(Data extracted from a collection)
══════════

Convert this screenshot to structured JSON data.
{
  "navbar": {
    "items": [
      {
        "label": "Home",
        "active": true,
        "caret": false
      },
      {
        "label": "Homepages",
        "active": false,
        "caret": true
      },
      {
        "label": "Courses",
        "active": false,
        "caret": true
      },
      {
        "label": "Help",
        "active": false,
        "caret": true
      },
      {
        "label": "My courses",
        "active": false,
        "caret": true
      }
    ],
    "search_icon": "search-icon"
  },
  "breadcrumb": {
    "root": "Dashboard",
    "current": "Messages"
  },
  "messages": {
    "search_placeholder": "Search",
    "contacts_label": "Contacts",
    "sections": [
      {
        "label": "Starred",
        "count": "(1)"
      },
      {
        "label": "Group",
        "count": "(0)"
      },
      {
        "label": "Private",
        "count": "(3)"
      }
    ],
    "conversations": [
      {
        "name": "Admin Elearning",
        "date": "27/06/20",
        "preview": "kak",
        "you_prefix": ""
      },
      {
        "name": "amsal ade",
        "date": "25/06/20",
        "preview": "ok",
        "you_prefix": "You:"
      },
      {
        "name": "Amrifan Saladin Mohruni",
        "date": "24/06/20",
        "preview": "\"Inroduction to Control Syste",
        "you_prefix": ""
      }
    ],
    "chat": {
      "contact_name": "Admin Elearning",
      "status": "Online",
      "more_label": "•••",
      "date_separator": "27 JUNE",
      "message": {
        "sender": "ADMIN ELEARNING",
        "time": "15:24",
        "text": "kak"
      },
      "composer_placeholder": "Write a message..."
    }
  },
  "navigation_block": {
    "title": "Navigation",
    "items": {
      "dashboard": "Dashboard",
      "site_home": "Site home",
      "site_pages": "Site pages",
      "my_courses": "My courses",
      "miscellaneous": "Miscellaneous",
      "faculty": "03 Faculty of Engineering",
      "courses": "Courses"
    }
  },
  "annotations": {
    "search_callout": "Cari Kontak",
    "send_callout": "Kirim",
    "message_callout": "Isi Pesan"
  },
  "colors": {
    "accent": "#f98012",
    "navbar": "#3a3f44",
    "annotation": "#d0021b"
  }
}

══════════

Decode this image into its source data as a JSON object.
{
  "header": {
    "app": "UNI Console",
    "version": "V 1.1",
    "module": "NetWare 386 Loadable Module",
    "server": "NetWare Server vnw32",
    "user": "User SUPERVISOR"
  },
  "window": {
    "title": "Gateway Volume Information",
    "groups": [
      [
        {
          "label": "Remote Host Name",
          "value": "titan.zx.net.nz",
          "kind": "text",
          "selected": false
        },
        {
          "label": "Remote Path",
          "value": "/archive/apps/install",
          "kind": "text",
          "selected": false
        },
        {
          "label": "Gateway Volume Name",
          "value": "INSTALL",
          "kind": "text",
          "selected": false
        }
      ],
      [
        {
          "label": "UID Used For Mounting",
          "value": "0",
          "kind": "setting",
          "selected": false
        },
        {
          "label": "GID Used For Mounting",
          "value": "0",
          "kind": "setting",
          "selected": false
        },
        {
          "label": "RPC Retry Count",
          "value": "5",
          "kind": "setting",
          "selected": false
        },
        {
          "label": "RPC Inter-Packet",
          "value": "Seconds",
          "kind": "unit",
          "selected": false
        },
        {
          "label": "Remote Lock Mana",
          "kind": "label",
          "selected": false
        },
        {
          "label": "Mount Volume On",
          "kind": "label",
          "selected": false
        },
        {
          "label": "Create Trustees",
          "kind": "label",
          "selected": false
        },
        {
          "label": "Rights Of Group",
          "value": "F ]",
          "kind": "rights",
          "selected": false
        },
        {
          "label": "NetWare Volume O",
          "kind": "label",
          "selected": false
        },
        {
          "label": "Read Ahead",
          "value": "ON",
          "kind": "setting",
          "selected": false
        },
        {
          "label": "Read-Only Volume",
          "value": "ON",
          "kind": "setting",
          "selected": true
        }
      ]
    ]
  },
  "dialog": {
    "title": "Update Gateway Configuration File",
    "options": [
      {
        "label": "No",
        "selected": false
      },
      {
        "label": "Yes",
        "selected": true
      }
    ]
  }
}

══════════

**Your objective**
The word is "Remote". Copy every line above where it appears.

**Your response**
          "label": "Remote Host Name",
          "label": "Remote Path",
          "label": "Remote Lock Mana",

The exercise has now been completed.